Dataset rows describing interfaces
# # # # # # #

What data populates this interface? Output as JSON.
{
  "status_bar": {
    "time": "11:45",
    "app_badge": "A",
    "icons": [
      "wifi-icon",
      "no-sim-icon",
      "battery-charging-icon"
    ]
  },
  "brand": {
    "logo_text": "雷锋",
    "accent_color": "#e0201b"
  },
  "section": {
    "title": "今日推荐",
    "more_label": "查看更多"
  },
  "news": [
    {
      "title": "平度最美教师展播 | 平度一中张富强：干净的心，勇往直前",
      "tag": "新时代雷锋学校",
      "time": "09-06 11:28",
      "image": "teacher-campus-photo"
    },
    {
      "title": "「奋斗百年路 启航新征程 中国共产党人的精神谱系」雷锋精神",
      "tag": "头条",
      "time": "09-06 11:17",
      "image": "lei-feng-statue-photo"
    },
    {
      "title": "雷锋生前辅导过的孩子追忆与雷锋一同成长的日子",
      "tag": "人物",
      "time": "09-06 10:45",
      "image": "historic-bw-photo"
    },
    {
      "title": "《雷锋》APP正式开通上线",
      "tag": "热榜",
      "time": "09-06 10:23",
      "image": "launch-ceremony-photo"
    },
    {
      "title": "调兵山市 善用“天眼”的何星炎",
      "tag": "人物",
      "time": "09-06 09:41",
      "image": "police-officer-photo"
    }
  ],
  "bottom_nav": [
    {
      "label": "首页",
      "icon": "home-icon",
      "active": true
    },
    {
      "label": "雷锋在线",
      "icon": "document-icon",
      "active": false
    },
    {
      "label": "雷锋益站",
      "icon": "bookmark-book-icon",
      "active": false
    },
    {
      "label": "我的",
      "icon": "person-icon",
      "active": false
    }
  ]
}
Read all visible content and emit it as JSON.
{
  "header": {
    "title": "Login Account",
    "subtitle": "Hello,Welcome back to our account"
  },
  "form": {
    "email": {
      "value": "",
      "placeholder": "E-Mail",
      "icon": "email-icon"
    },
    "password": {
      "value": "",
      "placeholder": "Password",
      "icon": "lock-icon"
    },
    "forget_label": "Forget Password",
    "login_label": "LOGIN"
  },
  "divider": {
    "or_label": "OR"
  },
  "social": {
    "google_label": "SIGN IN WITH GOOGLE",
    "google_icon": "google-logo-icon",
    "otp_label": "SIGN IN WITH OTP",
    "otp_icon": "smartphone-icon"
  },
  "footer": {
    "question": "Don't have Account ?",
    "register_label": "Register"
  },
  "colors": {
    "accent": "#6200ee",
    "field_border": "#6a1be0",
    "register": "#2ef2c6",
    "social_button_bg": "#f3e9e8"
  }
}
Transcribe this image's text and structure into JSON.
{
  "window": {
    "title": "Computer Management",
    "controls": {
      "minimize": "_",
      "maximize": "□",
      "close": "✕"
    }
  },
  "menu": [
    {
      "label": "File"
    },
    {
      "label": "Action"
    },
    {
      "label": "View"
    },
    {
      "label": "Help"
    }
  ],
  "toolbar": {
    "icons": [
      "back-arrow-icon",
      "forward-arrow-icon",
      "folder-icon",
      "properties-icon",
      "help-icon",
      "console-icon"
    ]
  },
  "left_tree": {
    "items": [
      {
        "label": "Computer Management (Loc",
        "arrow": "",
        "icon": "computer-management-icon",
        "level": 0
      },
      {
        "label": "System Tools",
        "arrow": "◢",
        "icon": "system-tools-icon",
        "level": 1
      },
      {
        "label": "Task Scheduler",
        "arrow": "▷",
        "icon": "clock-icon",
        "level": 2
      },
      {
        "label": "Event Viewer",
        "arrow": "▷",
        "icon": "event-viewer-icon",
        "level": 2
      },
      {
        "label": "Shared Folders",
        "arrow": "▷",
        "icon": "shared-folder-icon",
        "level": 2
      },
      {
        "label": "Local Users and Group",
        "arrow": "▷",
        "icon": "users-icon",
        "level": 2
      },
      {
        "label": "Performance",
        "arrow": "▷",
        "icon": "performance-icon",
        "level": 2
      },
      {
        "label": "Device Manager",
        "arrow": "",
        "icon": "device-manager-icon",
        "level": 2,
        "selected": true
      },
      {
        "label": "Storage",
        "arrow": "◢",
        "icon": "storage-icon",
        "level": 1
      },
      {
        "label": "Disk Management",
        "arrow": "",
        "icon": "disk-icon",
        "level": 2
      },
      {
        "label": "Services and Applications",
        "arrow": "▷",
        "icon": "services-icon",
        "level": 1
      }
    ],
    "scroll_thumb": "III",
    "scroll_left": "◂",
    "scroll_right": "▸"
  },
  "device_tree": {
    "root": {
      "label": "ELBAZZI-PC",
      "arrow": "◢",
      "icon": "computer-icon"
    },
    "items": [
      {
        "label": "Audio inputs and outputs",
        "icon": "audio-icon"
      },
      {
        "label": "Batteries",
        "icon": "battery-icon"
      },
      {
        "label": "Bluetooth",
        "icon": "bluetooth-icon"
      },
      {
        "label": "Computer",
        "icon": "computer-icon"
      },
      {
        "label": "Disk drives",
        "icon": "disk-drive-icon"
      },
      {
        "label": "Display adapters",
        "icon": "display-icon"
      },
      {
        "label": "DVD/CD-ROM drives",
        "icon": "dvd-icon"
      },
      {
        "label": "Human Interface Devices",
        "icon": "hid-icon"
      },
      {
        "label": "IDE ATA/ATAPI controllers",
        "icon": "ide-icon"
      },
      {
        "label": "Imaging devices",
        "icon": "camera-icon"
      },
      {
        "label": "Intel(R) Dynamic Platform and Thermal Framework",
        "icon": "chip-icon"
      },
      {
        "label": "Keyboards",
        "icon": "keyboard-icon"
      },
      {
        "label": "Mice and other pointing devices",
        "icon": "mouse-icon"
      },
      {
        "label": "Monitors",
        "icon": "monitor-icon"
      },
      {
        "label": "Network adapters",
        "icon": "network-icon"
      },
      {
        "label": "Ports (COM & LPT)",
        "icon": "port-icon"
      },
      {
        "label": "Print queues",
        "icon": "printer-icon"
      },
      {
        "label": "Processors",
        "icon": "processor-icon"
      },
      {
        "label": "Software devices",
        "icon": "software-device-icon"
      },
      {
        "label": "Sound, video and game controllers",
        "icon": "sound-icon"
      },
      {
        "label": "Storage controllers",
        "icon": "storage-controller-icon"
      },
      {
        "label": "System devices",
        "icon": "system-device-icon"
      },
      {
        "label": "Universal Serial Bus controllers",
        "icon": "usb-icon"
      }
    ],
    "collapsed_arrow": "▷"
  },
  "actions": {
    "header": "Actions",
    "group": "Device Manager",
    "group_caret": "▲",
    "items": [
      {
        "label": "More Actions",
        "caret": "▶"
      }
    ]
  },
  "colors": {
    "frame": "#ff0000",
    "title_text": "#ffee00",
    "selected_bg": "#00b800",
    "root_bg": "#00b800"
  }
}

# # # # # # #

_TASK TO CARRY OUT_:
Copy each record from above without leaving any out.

_ANSWER_:
What data populates this interface? Output as JSON.
{
  "status_bar": {
    "time": "11:45",
    "app_badge": "A",
    "icons": [
      "wifi-icon",
      "no-sim-icon",
      "battery-charging-icon"
    ]
  },
  "brand": {
    "logo_text": "雷锋",
    "accent_color": "#e0201b"
  },
  "section": {
    "title": "今日推荐",
    "more_label": "查看更多"
  },
  "news": [
    {
      "title": "平度最美教师展播 | 平度一中张富强：干净的心，勇往直前",
      "tag": "新时代雷锋学校",
      "time": "09-06 11:28",
      "image": "teacher-campus-photo"
    },
    {
      "title": "「奋斗百年路 启航新征程 中国共产党人的精神谱系」雷锋精神",
      "tag": "头条",
      "time": "09-06 11:17",
      "image": "lei-feng-statue-photo"
    },
    {
      "title": "雷锋生前辅导过的孩子追忆与雷锋一同成长的日子",
      "tag": "人物",
      "time": "09-06 10:45",
      "image": "historic-bw-photo"
    },
    {
      "title": "《雷锋》APP正式开通上线",
      "tag": "热榜",
      "time": "09-06 10:23",
      "image": "launch-ceremony-photo"
    },
    {
      "title": "调兵山市 善用“天眼”的何星炎",
      "tag": "人物",
      "time": "09-06 09:41",
      "image": "police-officer-photo"
    }
  ],
  "bottom_nav": [
    {
      "label": "首页",
      "icon": "home-icon",
      "active": true
    },
    {
      "label": "雷锋在线",
      "icon": "document-icon",
      "active": false
    },
    {
      "label": "雷锋益站",
      "icon": "bookmark-book-icon",
      "active": false
    },
    {
      "label": "我的",
      "icon": "person-icon",
      "active": false
    }
  ]
}
Read all visible content and emit it as JSON.
{
  "header": {
    "title": "Login Account",
    "subtitle": "Hello,Welcome back to our account"
  },
  "form": {
    "email": {
      "value": "",
      "placeholder": "E-Mail",
      "icon": "email-icon"
    },
    "password": {
      "value": "",
      "placeholder": "Password",
      "icon": "lock-icon"
    },
    "forget_label": "Forget Password",
    "login_label": "LOGIN"
  },
  "divider": {
    "or_label": "OR"
  },
  "social": {
    "google_label": "SIGN IN WITH GOOGLE",
    "google_icon": "google-logo-icon",
    "otp_label": "SIGN IN WITH OTP",
    "otp_icon": "smartphone-icon"
  },
  "footer": {
    "question": "Don't have Account ?",
    "register_label": "Register"
  },
  "colors": {
    "accent": "#6200ee",
    "field_border": "#6a1be0",
    "register": "#2ef2c6",
    "social_button_bg": "#f3e9e8"
  }
}
Transcribe this image's text and structure into JSON.
{
  "window": {
    "title": "Computer Management",
    "controls": {
      "minimize": "_",
      "maximize": "□",
      "close": "✕"
    }
  },
  "menu": [
    {
      "label": "File"
    },
    {
      "label": "Action"
    },
    {
      "label": "View"
    },
    {
      "label": "Help"
    }
  ],
  "toolbar": {
    "icons": [
      "back-arrow-icon",
      "forward-arrow-icon",
      "folder-icon",
      "properties-icon",
      "help-icon",
      "console-icon"
    ]
  },
  "left_tree": {
    "items": [
      {
        "label": "Computer Management (Loc",
        "arrow": "",
        "icon": "computer-management-icon",
        "level": 0
      },
      {
        "label": "System Tools",
        "arrow": "◢",
        "icon": "system-tools-icon",
        "level": 1
      },
      {
        "label": "Task Scheduler",
        "arrow": "▷",
        "icon": "clock-icon",
        "level": 2
      },
      {
        "label": "Event Viewer",
        "arrow": "▷",
        "icon": "event-viewer-icon",
        "level": 2
      },
      {
        "label": "Shared Folders",
        "arrow": "▷",
        "icon": "shared-folder-icon",
        "level": 2
      },
      {
        "label": "Local Users and Group",
        "arrow": "▷",
        "icon": "users-icon",
        "level": 2
      },
      {
        "label": "Performance",
        "arrow": "▷",
        "icon": "performance-icon",
        "level": 2
      },
      {
        "label": "Device Manager",
        "arrow": "",
        "icon": "device-manager-icon",
        "level": 2,
        "selected": true
      },
      {
        "label": "Storage",
        "arrow": "◢",
        "icon": "storage-icon",
        "level": 1
      },
      {
        "label": "Disk Management",
        "arrow": "",
        "icon": "disk-icon",
        "level": 2
      },
      {
        "label": "Services and Applications",
        "arrow": "▷",
        "icon": "services-icon",
        "level": 1
      }
    ],
    "scroll_thumb": "III",
    "scroll_left": "◂",
    "scroll_right": "▸"
  },
  "device_tree": {
    "root": {
      "label": "ELBAZZI-PC",
      "arrow": "◢",
      "icon": "computer-icon"
    },
    "items": [
      {
        "label": "Audio inputs and outputs",
        "icon": "audio-icon"
      },
      {
        "label": "Batteries",
        "icon": "battery-icon"
      },
      {
        "label": "Bluetooth",
        "icon": "bluetooth-icon"
      },
      {
        "label": "Computer",
        "icon": "computer-icon"
      },
      {
        "label": "Disk drives",
        "icon": "disk-drive-icon"
      },
      {
        "label": "Display adapters",
        "icon": "display-icon"
      },
      {
        "label": "DVD/CD-ROM drives",
        "icon": "dvd-icon"
      },
      {
        "label": "Human Interface Devices",
        "icon": "hid-icon"
      },
      {
        "label": "IDE ATA/ATAPI controllers",
        "icon": "ide-icon"
      },
      {
        "label": "Imaging devices",
        "icon": "camera-icon"
      },
      {
        "label": "Intel(R) Dynamic Platform and Thermal Framework",
        "icon": "chip-icon"
      },
      {
        "label": "Keyboards",
        "icon": "keyboard-icon"
      },
      {
        "label": "Mice and other pointing devices",
        "icon": "mouse-icon"
      },
      {
        "label": "Monitors",
        "icon": "monitor-icon"
      },
      {
        "label": "Network adapters",
        "icon": "network-icon"
      },
      {
        "label": "Ports (COM & LPT)",
        "icon": "port-icon"
      },
      {
        "label": "Print queues",
        "icon": "printer-icon"
      },
      {
        "label": "Processors",
        "icon": "processor-icon"
      },
      {
        "label": "Software devices",
        "icon": "software-device-icon"
      },
      {
        "label": "Sound, video and game controllers",
        "icon": "sound-icon"
      },
      {
        "label": "Storage controllers",
        "icon": "storage-controller-icon"
      },
      {
        "label": "System devices",
        "icon": "system-device-icon"
      },
      {
        "label": "Universal Serial Bus controllers",
        "icon": "usb-icon"
      }
    ],
    "collapsed_arrow": "▷"
  },
  "actions": {
    "header": "Actions",
    "group": "Device Manager",
    "group_caret": "▲",
    "items": [
      {
        "label": "More Actions",
        "caret": "▶"
      }
    ]
  },
  "colors": {
    "frame": "#ff0000",
    "title_text": "#ffee00",
    "selected_bg": "#00b800",
    "root_bg": "#00b800"
  }
}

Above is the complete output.